Miscarriage linked to higher risk of gestational diabetes in later pregnancy
The researchers determined that the women who had previously had a miscarriage, or SAB, had a 25% higher risk of experiencing gestational diabetes during a later pregnancy. They also found that the number of miscarriages was a factor — the greater the number of miscarriages, the greater the risk of gestational diabetes. Compared to pregnant women with no history of abortion, the relative risk for gestational diabetes rose by 18% for pregnant women with one miscarriage. For women with two miscarriages, the risk rose by 41%, and for women with more than two miscarriages, the risk rose by 43%. Interestingly, the data showed no association between a history of induced abortion and gestational diabetes.
The researchers pointed out that their study was not the first to report a link between miscarriage and gestational diabetes. In a large study of gestational diabetes among Chinese women published in 2009, researchers reported miscarriage to be a risk factor, along with advanced maternal age, pre-pregnancy overweight or obesity, and a family history of diabetes.

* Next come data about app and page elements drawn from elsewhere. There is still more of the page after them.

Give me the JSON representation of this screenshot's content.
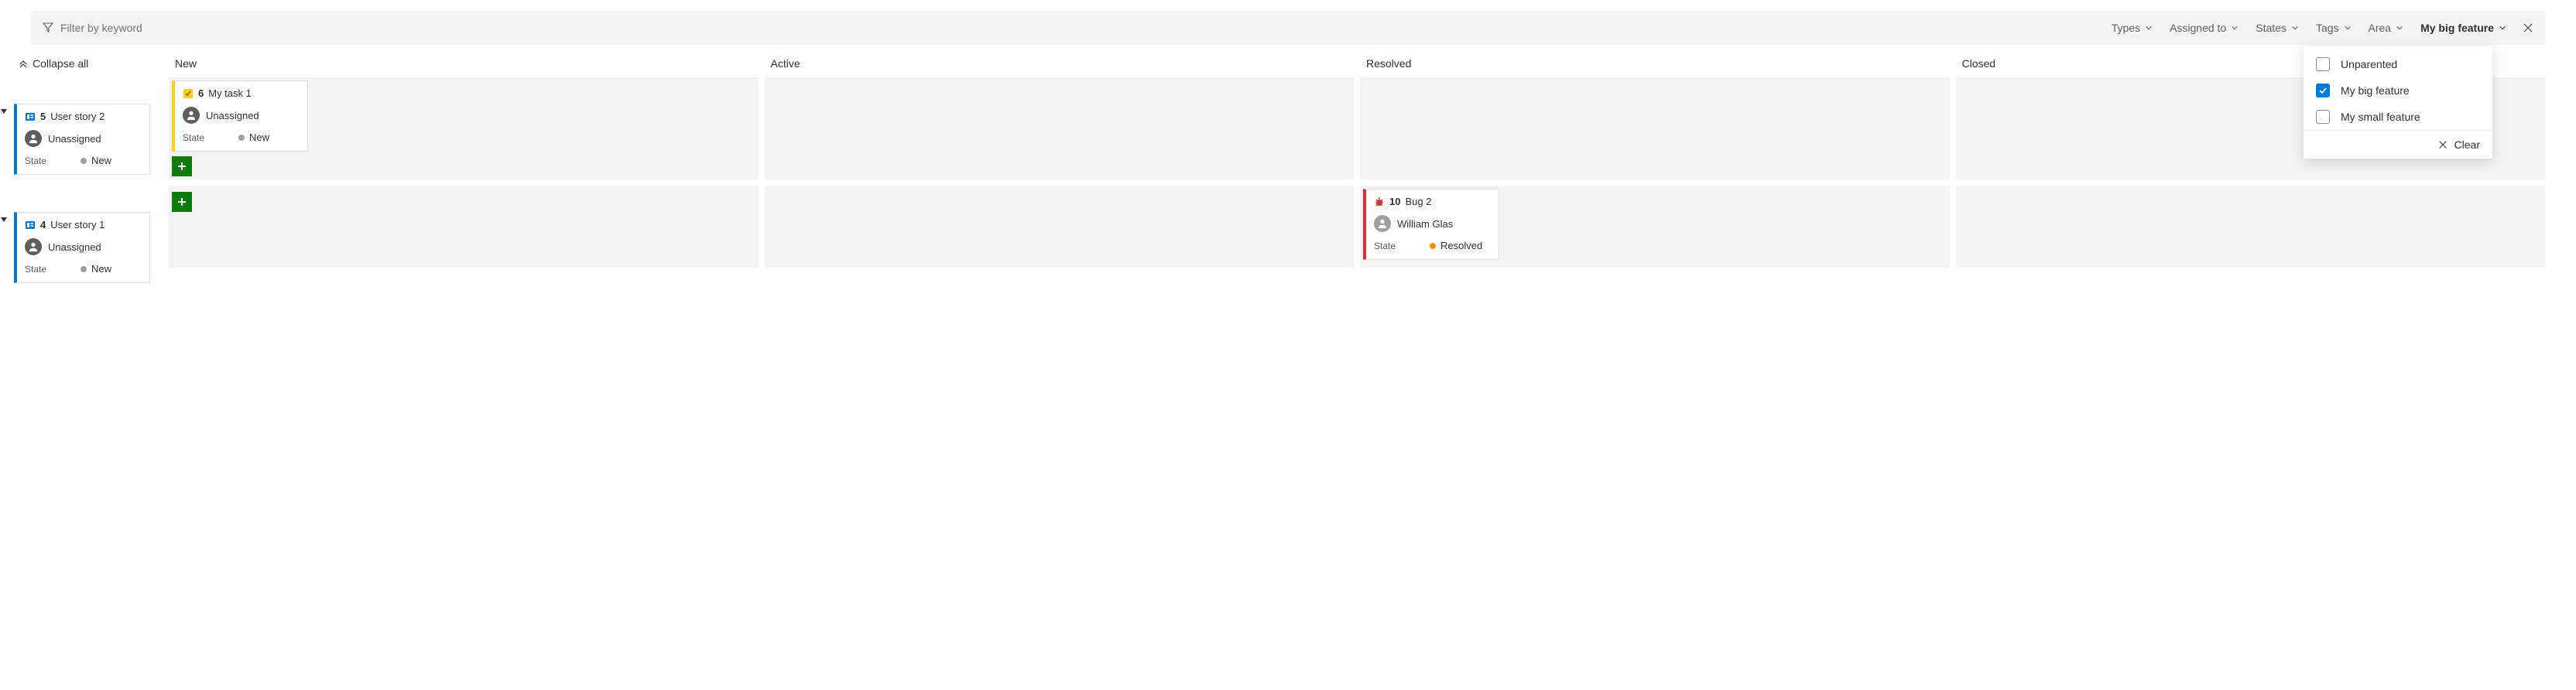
{
  "filter": {
    "placeholder": "Filter by keyword",
    "dropdowns": [
      {
        "label": "Types",
        "active": false
      },
      {
        "label": "Assigned to",
        "active": false
      },
      {
        "label": "States",
        "active": false
      },
      {
        "label": "Tags",
        "active": false
      },
      {
        "label": "Area",
        "active": false
      },
      {
        "label": "My big feature",
        "active": true
      }
    ],
    "panel": {
      "options": [
        {
          "label": "Unparented",
          "checked": false
        },
        {
          "label": "My big feature",
          "checked": true
        },
        {
          "label": "My small feature",
          "checked": false
        }
      ],
      "clear_label": "Clear"
    }
  },
  "collapse_all_label": "Collapse all",
  "columns": [
    "New",
    "Active",
    "Resolved",
    "Closed"
  ],
  "rows": [
    {
      "header_card": {
        "type": "userstory",
        "id": "5",
        "title": "User story 2",
        "assignee": "Unassigned",
        "state_label": "State",
        "state_value": "New",
        "state_color": "grey",
        "stripe": "blue"
      },
      "cells": [
        [
          {
            "type": "task",
            "id": "6",
            "title": "My task 1",
            "assignee": "Unassigned",
            "state_label": "State",
            "state_value": "New",
            "state_color": "grey",
            "stripe": "yellow"
          }
        ],
        [],
        [],
        []
      ]
    },
    {
      "header_card": {
        "type": "userstory",
        "id": "4",
        "title": "User story 1",
        "assignee": "Unassigned",
        "state_label": "State",
        "state_value": "New",
        "state_color": "grey",
        "stripe": "blue"
      },
      "cells": [
        [],
        [],
        [
          {
            "type": "bug",
            "id": "10",
            "title": "Bug 2",
            "assignee": "William Glas",
            "state_label": "State",
            "state_value": "Resolved",
            "state_color": "orange",
            "stripe": "red"
          }
        ],
        []
      ]
    }
  ]
}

Until further research is done, the authors of the study could only speculate on the reasons for the link between miscarriage and gestational diabetes. They suggested that it might have to do with inflammation and with oxidative stress (a condition that develops when there is an excess of free radicals in the body’s cells). These two factors are known to raise the risks of both cardiovascular diseases and metabolic diseases such as diabetes. In conclusion, they wrote, “Our findings suggest that pregnant women with a history of SAB, especially those with a history of recurrent SAB, should attend more antenatal visits to monitor their blood glucose and implement early prevention and intervention (e.g., eating more healthfully and doing regular physical activity). Considering the short- and long-term adverse effects of GD on both mothers and their offspring, our findings may also have potential public health implications.”